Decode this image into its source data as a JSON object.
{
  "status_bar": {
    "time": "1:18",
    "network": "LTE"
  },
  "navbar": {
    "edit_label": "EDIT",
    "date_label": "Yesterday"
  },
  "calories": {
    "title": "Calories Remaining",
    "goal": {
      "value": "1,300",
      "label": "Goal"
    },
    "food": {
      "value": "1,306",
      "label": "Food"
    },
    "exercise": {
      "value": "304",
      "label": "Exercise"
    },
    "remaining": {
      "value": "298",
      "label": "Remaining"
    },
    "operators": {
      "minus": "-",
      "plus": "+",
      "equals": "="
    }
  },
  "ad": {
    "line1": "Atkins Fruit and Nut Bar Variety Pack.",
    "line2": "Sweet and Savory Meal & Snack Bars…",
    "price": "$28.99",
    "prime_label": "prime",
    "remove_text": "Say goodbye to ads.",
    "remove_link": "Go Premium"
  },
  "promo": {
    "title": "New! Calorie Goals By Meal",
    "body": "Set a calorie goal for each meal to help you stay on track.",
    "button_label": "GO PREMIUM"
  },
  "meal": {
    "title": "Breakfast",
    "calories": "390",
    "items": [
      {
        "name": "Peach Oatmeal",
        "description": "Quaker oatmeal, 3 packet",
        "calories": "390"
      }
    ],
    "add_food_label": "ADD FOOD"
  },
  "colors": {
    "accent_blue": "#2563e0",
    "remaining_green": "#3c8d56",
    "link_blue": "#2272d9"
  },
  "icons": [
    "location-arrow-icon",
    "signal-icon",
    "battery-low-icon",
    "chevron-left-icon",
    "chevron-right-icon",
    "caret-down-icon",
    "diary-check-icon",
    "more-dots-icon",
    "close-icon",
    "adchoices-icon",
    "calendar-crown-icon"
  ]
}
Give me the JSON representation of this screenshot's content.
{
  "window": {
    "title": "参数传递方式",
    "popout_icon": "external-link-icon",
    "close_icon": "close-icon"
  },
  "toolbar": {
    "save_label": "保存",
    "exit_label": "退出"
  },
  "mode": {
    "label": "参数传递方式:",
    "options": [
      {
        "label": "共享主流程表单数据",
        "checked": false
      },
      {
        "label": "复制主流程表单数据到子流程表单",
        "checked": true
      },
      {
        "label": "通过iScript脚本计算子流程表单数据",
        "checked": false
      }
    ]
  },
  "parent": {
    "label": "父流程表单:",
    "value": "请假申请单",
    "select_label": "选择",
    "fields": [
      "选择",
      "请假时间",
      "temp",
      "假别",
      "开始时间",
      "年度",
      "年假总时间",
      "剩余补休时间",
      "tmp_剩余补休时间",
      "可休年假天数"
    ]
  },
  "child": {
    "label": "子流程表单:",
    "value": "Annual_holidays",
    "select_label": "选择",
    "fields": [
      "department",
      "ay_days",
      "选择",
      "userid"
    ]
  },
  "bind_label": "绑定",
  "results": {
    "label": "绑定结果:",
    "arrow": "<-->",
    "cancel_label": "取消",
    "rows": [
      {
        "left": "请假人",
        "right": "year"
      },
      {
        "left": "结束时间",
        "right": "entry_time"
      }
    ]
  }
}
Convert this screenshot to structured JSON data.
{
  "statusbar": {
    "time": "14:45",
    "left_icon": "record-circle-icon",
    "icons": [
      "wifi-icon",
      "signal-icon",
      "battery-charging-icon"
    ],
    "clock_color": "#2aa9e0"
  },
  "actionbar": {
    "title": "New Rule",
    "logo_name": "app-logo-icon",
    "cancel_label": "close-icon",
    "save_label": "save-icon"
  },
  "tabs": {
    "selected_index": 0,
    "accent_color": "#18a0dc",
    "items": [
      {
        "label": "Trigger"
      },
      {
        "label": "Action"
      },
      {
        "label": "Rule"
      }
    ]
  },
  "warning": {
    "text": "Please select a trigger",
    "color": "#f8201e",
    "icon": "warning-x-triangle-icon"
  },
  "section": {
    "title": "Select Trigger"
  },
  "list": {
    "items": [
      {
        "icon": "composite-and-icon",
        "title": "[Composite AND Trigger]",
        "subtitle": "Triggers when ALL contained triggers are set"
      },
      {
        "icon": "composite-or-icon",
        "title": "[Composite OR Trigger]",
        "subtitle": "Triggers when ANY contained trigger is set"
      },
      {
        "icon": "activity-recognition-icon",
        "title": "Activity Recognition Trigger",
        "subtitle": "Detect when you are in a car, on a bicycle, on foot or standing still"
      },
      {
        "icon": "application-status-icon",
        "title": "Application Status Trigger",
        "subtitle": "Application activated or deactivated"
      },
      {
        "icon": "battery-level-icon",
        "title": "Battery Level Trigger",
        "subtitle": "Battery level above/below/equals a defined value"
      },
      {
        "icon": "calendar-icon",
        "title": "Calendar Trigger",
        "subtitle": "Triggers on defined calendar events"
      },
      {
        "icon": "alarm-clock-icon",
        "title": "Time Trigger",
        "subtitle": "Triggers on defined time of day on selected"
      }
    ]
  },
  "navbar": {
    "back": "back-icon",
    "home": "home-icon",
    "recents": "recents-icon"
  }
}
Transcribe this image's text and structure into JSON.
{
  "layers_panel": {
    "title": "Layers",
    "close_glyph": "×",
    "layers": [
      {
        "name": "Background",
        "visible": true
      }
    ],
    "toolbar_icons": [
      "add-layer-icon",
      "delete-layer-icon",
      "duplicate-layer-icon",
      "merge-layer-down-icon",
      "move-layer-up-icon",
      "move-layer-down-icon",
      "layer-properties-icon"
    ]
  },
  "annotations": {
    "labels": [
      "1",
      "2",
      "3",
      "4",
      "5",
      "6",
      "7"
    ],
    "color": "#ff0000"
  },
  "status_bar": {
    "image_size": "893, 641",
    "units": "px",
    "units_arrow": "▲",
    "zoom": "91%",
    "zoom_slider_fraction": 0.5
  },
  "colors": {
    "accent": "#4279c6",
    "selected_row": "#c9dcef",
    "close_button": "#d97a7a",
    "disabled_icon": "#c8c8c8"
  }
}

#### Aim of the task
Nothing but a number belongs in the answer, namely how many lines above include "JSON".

#### Expected answer
4